Editor's Note: Watch Randy Shaver's interview with Stan and Dave Nelson on KARE 11 tonight at 10 p.m.
ANOKA, Minn. - It's Friday night, game night, at one of Minnesota's legendary fields just a short walk from downtown Anoka. Goodrich Field has been the home of the Anoka Tornadoes since the 1930s.
The field has seen its share of wins and losses and to fresh eyes, this old stadium may look it's age.
But when 97-year-old former Anoka coach Stan Nelson stops by on a quiet summer morning, it's like visiting an old friend. Nelson said, "They call this Goodrich field but to our players it was the pit."
Both Stan and his son Dave who played for his dad at Anoka remember it well. It was a place where Stan Nelson teams dominated through the 1950s, 60s and 70s. In fact Anoka won 33 consecutive games in the early 60s.
And Stan took home a championship or two along the way. And he remembers it all.
Dave said, "I would say he was tough, a disciplinarian, you knew where the line was but also made it really fun." He added, "We knew he was a legend when we played for him, it was an honor to play for him."
Dave has followed in his dad's footsteps, coaching football for Blaine and now Minnetonka. And Stan doesn't miss a game. Football is their bond. And so is cancer.
Dave said, "He gave me some good genetics but that's one thing that wasn't so hot –I think there's a little bond there since we've both been through it."
Both Dave and Stan are prostate cancer survivors. Stan diagnosed in 1982, Dave about seven years ago. Both are now on the other side, and grateful.
But Stan is grateful for a lot in his life. He served his country in World War II. He was there for the invasion of Normandy, and spent time fighting in the Pacific Theater. One of many brave men who are deservedly known as America's 'Greatest Generation'. He says he was honored to serve.
And when he came home, he continued to do just that to thousands of young men on the football field. Dave said, "My dad's so humble, he has no clue how many people he's touched in this community over the years."
But he's about to find out. Anoka is saying thank you to Stan on Friday night September 29.

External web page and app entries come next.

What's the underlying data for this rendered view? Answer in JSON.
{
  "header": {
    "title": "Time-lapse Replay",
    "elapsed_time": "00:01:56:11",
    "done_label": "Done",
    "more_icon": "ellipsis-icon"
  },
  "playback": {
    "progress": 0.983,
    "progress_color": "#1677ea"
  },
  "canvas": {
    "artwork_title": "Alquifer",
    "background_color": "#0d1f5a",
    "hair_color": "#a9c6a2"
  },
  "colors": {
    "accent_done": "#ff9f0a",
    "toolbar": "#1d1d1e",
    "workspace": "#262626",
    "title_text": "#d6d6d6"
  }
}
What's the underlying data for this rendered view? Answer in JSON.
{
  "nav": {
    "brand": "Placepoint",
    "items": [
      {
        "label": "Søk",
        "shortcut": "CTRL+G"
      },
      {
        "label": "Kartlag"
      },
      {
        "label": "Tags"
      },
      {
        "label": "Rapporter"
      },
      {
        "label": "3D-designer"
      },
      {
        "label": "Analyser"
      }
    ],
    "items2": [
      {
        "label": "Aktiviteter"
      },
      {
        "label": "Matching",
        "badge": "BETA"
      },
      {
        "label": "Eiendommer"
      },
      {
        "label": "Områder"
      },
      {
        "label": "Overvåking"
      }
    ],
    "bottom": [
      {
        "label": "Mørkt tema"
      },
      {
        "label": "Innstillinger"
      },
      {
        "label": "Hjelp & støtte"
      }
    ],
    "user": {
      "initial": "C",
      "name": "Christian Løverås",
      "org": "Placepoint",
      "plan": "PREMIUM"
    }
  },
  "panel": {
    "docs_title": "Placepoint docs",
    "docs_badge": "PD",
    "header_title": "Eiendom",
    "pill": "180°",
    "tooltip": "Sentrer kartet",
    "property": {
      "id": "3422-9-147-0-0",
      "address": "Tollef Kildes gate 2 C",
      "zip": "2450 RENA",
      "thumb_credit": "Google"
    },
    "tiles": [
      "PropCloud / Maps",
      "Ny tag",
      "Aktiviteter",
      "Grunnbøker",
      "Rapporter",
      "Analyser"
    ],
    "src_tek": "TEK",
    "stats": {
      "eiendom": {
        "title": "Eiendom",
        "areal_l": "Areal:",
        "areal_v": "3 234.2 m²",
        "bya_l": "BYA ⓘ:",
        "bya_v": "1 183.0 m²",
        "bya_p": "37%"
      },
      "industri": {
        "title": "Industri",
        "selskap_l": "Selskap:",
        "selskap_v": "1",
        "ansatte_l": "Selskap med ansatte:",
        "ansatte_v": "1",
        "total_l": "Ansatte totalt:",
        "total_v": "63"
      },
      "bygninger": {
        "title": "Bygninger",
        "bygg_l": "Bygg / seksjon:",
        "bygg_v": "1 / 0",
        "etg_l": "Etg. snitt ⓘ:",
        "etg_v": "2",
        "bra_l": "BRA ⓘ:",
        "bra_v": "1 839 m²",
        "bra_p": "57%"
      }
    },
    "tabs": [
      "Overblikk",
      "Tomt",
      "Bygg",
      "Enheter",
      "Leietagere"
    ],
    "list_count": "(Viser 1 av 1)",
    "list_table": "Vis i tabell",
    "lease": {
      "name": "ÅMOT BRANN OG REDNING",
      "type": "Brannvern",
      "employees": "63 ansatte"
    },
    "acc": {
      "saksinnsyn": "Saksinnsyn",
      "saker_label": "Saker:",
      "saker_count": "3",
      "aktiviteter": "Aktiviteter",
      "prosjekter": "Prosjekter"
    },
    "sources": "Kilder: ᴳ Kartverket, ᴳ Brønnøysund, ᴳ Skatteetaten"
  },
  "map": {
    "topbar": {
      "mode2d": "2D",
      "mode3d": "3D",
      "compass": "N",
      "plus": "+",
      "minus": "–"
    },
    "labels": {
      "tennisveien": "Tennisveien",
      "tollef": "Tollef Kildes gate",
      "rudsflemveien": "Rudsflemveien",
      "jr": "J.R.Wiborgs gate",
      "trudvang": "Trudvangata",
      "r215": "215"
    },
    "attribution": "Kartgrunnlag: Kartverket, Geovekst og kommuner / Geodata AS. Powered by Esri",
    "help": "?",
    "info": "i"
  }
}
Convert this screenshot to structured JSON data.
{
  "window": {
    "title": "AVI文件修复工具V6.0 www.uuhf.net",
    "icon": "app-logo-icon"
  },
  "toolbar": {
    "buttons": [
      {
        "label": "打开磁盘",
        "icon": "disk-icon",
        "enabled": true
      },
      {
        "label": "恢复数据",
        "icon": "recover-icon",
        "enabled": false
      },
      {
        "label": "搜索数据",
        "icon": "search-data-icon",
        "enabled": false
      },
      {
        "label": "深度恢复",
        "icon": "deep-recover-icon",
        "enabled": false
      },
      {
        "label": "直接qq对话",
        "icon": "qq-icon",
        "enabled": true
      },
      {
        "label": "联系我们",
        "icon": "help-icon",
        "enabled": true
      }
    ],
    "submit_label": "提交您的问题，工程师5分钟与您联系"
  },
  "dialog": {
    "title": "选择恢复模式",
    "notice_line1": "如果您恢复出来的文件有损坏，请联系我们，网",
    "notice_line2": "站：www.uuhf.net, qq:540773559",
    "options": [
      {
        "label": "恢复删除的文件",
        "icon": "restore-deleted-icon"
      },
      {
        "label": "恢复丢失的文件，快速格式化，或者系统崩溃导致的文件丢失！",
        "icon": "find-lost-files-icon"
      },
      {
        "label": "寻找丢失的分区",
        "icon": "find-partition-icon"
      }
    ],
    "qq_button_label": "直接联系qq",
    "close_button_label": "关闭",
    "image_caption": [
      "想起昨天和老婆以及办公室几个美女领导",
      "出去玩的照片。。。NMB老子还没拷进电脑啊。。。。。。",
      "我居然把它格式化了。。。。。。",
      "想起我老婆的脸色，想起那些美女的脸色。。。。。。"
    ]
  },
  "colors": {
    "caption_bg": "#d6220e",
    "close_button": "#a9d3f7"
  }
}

In his humble way Stan said, "It's not fair, the players did all the work and I just watched them do the job, and I'm getting the honor, and to me it's not fair. That plaque is for every player that I ever coached that's the way I feel about it."
Watch Randy Shaver's other Tackle Cancer stories here: